This principle was applied by our Supreme Court in the most recent case of this kind, Hiltbrand v. Hiltbrand, 218 Cal. 321, 23 P.2d 277. That was a divorce case wherein the action was instituted July 7, 1930; there was constructive service upon the defendant who was residing in Switzerland. She received by mail a copy of the complaint and summons July 24, 1930. November 7, 1930, her default was entered and on the same day the interlocutory decree was entered. Nothing was done to set aside the default judgment until May 15, 1931. Under such circumstances, the law which we are required to follow is stated: “We are therefore led to the conclusion that there was in the instant case a sufficient showing to sustain the action of the court below in that enough appeared from the facts to justify the conclusion that, having received knowledge of the existence of the proceeding in the courts of California, the defendant was guilty of inexcusable delay and neglect in not earlier presenting her defense. In making this holding we are not unmindful of the fact that this court has in Rehfuss v. Rehfuss, 169 Cal. 86, 145 P. 1020, and on various other occasions, shown its solicitude for the ordinance of marriage and to that end has held that the showing to set aside a default in a divorce action may rest upon slight evidence. But here the question in the first instance was one within the discretion of the court below, and we are unable to say as a matter of law that such discretion was not properly exercised.” Hiltbrand v. Hiltbrand, supra, 218 Cal. at page 324, 23 P.2d at page 278. In the Hiltbrand case, the time elapsing from the interlocutory judgment until an effort was made to set it aside was shorter than in the pending case.

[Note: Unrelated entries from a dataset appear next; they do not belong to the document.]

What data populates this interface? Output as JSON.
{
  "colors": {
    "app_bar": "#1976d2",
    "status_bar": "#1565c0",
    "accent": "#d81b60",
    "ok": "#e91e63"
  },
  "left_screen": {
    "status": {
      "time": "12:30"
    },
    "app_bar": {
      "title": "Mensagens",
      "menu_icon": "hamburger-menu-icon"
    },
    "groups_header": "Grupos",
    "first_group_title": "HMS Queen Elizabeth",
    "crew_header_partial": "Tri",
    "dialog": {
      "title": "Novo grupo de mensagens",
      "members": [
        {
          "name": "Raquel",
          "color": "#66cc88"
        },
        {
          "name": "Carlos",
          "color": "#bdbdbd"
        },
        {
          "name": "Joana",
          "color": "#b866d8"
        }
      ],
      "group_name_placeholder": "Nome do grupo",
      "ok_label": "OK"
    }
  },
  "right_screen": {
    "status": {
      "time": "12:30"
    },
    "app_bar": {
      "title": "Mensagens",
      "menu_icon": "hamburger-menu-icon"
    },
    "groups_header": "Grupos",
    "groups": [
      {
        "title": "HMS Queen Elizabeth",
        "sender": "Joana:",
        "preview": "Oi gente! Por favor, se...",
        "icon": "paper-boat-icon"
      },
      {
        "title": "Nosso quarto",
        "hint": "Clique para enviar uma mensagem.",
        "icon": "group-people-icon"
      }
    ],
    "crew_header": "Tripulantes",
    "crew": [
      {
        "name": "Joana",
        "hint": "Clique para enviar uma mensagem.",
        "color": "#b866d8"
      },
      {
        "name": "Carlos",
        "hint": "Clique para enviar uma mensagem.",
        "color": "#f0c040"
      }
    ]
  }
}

In the present case, the trial court in the exercise of its discretion denied the motion to vacate and set aside the default judgment, and, as in the Hiltbrand case, after a careful review of the record, we are unable to say as a matter of law that such discretion was not properly exercised.
The order is affirmed.
DRAPEAU, Justice pro tem.
YORK, P. J., and DORAN, J., concur.